Meet “The Translator“. How does one encounter genocide face to face?
Native of Darfur, western Sudan, young Daoud (David) Hari spent his childhood learning the ways of his Zaghawa tribesmen, where he and his camel did all the things normal to life in the Sudan .
The children herded small goats and cattle in the wadis and small mountains outside the village. At night they played outside games together–too hot during the day. Anashel was a game where you search for a bone that someone has thrown into the air when your eyes are closed.
Daoud had a camel called Kelgi, that he loved like family. He describes his life like growing up anywhere, “except our families had camels instead of SUVs and the children rode donkeys instead of bicycles. Otherwise, it was chores and games and worrying about growing up and being respected, as it is everywhere.”
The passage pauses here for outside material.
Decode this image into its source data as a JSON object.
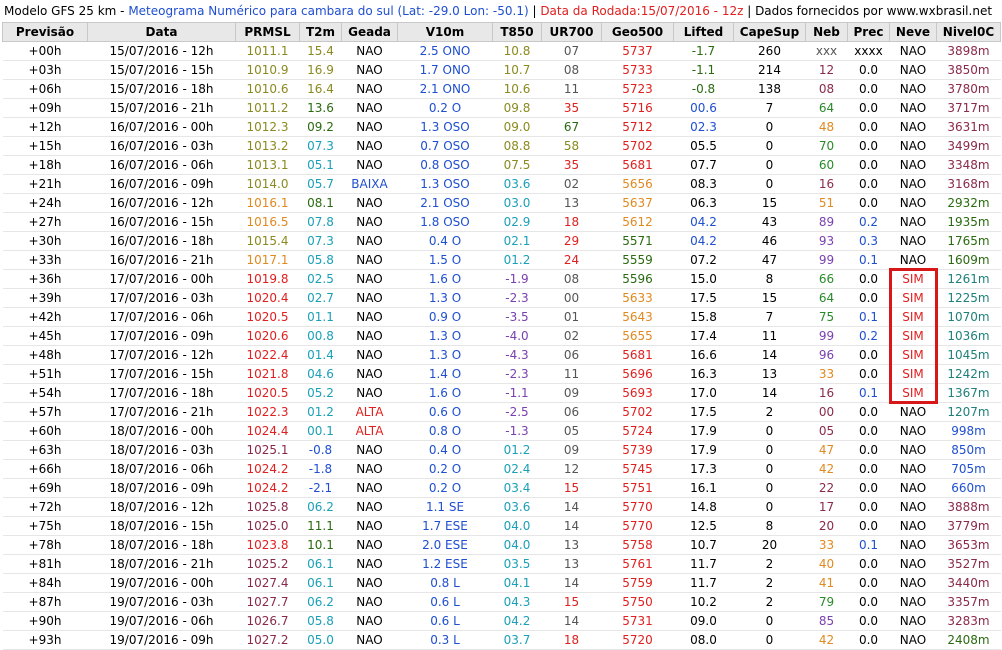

When helicopter gunships appeared over the villages in 2003, followed by attacking horsemen, raping and murdering citizens, and sacking villages, Daoud‘s family escaped. Sent north, he completed high school and eventually volunteered as a translator, guiding journalists in and out of enemy territory, rather than take up a gun and the violence of war.
Caught and imprisoned while assisting Paul, an American journalist, he thought he would most surely die. “I did not care too much,” he writes, “because I felt mostly dead anyway after the attack on my village and the death of many friends and family. But I felt responsible for Paul and Ali and I did not know what would happen to them.
“I had been in prisons before and I felt that if I died, it would be because I was doing something to help my people, and that was ok. But even in the prisons, I made friends with the guards because I know that everyone has some good in them and sometimes you just have help them get it out. I learned that, even in such places, people are people and there are opportunities for kindness and understanding.”
Imprisonment finally ended through negotiations by American Cabinet Member, Bill Richardson (now Gov. of N.M.)
Daoud, currently in America, writes in simple, straight forward language, eloquently human. He details his childhood, his imprisonments, his work with journalists, as well as experiences guiding, protecting, interviewing, even burying, the most vulnerable.
Parts of the book were grueling to read--the inhumanity, suffering and vulnerability. One father he interviewed had to watch his young daughter lifted up on the blade of a bayonet, crying “Abba! Abba! Then he lifted up his gun, with my daughter on it, with blood from her body pouring down all over him. He danced around with her in the air and shouted to his friends, ‘Look, see how fierce I am,‘ and the chanted back to him . . .
“It took a long time for her to die,“ he continued, “ her blood coming down so fresh and red on this--what was he? A man? A devil? He was painted red with my little girl’s blood and he was dancing. What was he?“
Daoud concludes, “This man had seen evil and didn’t know what to do with the sight of it. He was looking for an answer to what it was, and why his little daughter deserved this. Then, after taking some time to cry without talking, he told me he no longer knew who he was.. . .“
With Daoud’s village gone, 2.5 million people displaced from Darfur, more than 240,000 are in refugee camps in Chad, many areas have been cleared of Darfuris. This young man has seen humanity at its finest and its worst. He risked his life to do in Chad and in Darfur what he could to share his tragedy with the world. “One day,” he says, “I hope to go home to Darfur and to help my people rebuild our communities once there is peace.”
May we all work toward peace in our war-torn, grief-stricken world. I did finish reading the book and found the reading quite worthwhile. Reading the Universal Declaration of Human Rights in Appendix 2 is worth the price of the book. I do recommend it.